This is because for many other movements involving the upper arms, you’re actually stimulating the heads of the deltoid to some extent. If you’re constantly indirectly activating these heads of the deltoid, direct work becomes less of a concern.
For example, upper body pressing movements, while relying on pecs and triceps, also rely heavily on the shoulders, especially the front and lateral deltoid heads.
In this case, if you bench and overhead press multiple times per week, spending specific time working on the front and lateral deltoids may not be much concern. However if you only complete one pulling workout in a week, you’ll probably have neglected rear deltoids, meaning more direct work will be required.
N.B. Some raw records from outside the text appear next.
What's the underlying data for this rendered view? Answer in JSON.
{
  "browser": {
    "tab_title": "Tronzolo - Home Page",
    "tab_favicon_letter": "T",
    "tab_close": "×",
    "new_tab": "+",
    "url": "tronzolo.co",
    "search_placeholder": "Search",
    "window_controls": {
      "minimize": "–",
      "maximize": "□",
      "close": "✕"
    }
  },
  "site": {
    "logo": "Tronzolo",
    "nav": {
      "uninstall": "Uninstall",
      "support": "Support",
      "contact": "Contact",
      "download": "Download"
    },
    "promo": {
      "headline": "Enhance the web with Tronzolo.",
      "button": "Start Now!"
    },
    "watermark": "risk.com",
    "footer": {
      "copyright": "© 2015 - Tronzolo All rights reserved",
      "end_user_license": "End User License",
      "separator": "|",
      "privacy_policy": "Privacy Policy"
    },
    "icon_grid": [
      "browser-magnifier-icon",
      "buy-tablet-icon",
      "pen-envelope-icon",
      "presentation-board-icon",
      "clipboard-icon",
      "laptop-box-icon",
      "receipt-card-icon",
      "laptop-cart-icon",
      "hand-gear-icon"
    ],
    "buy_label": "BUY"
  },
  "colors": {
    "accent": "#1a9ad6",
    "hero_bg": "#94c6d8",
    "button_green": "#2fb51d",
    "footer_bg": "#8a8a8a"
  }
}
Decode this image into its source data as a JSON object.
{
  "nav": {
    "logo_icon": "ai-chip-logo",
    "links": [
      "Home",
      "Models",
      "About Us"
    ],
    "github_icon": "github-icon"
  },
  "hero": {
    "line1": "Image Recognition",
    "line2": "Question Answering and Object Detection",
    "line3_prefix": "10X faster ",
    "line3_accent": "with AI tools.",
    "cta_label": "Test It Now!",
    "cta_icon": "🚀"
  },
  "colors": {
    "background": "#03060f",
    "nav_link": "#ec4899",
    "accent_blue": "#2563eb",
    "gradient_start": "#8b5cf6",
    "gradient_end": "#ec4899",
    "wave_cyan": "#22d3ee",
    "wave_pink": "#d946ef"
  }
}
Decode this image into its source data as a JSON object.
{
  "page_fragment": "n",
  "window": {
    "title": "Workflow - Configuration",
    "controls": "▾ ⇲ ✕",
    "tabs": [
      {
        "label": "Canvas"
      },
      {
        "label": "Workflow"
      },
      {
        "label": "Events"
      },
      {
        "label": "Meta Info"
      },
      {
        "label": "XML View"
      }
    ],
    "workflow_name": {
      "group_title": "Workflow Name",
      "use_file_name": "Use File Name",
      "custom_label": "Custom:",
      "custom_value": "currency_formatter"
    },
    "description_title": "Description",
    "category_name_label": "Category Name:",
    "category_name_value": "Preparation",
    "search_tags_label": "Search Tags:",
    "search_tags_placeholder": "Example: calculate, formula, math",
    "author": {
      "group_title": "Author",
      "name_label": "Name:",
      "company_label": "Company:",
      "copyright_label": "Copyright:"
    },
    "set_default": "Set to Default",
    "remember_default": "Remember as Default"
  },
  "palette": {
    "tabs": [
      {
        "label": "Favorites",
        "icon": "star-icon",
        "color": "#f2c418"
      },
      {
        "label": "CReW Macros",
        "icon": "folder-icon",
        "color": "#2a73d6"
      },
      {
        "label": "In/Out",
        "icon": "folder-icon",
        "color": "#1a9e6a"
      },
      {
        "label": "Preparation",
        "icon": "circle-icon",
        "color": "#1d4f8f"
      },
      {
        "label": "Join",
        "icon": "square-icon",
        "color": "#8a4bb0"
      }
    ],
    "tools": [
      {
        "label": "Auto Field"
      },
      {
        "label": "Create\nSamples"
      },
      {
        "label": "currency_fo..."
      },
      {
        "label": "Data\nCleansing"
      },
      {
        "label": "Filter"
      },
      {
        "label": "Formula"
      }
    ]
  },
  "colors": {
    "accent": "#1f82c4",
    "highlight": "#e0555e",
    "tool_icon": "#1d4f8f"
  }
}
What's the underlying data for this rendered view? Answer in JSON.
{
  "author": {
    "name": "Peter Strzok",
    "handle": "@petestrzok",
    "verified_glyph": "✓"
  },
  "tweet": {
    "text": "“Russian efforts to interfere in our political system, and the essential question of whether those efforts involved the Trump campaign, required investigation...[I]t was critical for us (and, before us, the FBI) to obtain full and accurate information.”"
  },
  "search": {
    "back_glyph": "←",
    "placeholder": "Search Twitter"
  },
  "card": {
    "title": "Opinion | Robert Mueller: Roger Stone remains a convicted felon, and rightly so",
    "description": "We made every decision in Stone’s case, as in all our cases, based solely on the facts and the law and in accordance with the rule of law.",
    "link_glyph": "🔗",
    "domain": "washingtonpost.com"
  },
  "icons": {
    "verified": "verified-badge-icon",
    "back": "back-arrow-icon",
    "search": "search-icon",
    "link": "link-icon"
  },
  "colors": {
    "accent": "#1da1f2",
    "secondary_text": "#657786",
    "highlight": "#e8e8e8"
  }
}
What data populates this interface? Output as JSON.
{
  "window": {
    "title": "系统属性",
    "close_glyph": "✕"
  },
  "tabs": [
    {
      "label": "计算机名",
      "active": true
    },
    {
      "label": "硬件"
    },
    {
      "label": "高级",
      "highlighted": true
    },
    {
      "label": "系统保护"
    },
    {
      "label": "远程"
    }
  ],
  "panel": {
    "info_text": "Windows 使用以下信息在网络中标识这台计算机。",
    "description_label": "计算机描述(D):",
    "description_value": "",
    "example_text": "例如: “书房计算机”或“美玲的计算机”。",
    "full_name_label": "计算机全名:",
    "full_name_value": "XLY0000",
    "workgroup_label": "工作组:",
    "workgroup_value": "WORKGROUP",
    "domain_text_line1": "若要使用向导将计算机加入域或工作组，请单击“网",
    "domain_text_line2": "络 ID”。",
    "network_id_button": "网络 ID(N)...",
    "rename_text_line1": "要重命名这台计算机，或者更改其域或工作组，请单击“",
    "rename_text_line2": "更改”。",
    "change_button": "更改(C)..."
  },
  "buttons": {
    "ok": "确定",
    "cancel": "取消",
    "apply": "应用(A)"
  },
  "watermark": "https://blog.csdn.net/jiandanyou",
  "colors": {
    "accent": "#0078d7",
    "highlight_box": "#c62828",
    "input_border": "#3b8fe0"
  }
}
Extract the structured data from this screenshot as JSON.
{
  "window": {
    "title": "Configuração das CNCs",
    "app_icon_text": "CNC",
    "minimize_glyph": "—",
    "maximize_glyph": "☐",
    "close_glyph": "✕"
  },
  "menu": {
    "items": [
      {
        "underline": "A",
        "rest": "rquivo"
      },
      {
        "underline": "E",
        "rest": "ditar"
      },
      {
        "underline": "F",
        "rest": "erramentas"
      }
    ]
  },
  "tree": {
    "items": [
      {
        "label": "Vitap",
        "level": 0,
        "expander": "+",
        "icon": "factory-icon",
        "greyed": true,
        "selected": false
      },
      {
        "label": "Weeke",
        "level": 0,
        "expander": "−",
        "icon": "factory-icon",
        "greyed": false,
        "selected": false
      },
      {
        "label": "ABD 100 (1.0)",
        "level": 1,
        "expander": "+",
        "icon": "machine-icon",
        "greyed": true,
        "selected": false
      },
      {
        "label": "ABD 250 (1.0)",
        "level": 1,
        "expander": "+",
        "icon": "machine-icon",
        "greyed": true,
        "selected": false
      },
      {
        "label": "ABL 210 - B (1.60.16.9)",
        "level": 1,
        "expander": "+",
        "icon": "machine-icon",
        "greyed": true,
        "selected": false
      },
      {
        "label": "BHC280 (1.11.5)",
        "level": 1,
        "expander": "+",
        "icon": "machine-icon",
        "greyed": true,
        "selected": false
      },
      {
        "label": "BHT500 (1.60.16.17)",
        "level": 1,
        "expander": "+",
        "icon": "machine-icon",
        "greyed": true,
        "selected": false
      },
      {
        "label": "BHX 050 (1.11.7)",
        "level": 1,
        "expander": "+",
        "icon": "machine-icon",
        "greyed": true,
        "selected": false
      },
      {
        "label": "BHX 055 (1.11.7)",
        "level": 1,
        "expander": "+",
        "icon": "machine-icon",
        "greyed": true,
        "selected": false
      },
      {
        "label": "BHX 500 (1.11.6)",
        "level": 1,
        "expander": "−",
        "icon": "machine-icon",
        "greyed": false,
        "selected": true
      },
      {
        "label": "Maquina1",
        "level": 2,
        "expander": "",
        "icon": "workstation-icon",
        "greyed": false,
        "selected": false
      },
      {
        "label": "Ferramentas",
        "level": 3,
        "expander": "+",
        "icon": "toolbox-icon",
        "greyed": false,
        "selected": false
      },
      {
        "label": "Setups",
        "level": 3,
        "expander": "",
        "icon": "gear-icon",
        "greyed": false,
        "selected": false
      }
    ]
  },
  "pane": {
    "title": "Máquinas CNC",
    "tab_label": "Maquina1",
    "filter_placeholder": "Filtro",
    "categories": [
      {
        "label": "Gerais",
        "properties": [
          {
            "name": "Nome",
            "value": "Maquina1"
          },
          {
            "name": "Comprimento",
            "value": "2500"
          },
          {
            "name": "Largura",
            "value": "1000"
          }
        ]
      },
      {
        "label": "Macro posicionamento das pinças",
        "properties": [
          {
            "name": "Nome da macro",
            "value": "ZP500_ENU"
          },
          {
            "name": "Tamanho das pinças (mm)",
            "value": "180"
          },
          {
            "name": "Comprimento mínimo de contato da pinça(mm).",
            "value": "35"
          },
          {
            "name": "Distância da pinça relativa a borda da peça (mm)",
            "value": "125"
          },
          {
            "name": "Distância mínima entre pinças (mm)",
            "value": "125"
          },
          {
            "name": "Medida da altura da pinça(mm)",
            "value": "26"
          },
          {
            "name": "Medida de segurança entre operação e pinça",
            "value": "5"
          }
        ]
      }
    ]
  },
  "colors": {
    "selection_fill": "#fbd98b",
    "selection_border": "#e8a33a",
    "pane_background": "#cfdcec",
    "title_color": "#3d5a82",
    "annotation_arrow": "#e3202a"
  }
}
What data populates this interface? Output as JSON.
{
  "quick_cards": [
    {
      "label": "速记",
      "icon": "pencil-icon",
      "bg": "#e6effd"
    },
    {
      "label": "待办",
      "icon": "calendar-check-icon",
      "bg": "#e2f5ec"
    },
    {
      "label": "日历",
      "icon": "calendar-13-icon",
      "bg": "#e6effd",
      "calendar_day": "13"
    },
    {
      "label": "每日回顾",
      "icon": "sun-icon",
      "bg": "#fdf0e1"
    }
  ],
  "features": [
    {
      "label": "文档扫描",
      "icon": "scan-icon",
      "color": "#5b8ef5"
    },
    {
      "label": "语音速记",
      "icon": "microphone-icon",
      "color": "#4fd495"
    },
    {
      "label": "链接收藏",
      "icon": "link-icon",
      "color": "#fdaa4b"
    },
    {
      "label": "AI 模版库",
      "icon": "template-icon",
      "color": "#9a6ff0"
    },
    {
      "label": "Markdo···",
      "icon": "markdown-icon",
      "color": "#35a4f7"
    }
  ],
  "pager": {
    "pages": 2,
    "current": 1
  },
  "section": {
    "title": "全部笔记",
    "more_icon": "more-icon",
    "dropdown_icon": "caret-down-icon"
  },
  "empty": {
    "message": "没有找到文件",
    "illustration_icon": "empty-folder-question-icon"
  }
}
Essentially, since the deltoids are a fairly small muscle group, I suggest manipulating how much direct work you put them through, based on the amount of indirect work they get throughout the week.
Compound versus Isolation
With shoulder work, you can utilize both compound movements in addition to isolation movements. I suggest completing your training having a combination of both compound movements and isolation.
For example, with an overhead press, you’ll be activating front and lateral deltoids to a high extent, but to a much lesser degree with rear delts. Based on this, it makes sense to use a combination of exercises, both compound and those specifically isolating the rear deltoids.
Alternatively, if your workout included more rowing than pressing, your rear delts may get more indirect work, leaving your front and lateral delts to use isolation movements.
Any way you spin it, you shouldn’t stick to just compound or isolation movements. I suggest, with all muscle groups, and especially the shoulders, using a combination of compound and isolation movements.
Awesome Shoulder Workouts
- Standing Overhead Press: 3 x 12
- Seated Overhead Press: 3 x 15
- Dumbbell Side Raises: 3 x 15
- Alternate Dumbbell Front Raises: 3 x 15 each
- Bent Over, Rear Deltoid Fly: 3 x 20
- Seated DB Press: 3 x 15
- Seated DB Side Raises: 3 x 20
- Pec Deck Reverse Fly: 3 x 15
- Low Cable Upright Row: 3 x 12
- Low Cable Single Arm Side Raise: 3 x 10
- Dumbbell Side Raise: 3 x 20
- Low Cable Upright Row: 3 x 20
- Alternate Dumbbell Front Raise: 3 x 12 each
- Rope Cable Face Pull: 3 x 12
- Straight Arm Bar Front Raise: 3 x 10
Beginner’s Guide To Building Shapely & Defined Shoulders
If you’ve been struggling to improve the shape and definition of your shoulders, then you’re in luck – with these tips, you can put yourself on the fast track to success.
Remember that training the shoulders follows the same principles as all of the other muscle groups. You just need to know how to manipulate those principles for your benefit to obtain shapely and defined shoulders.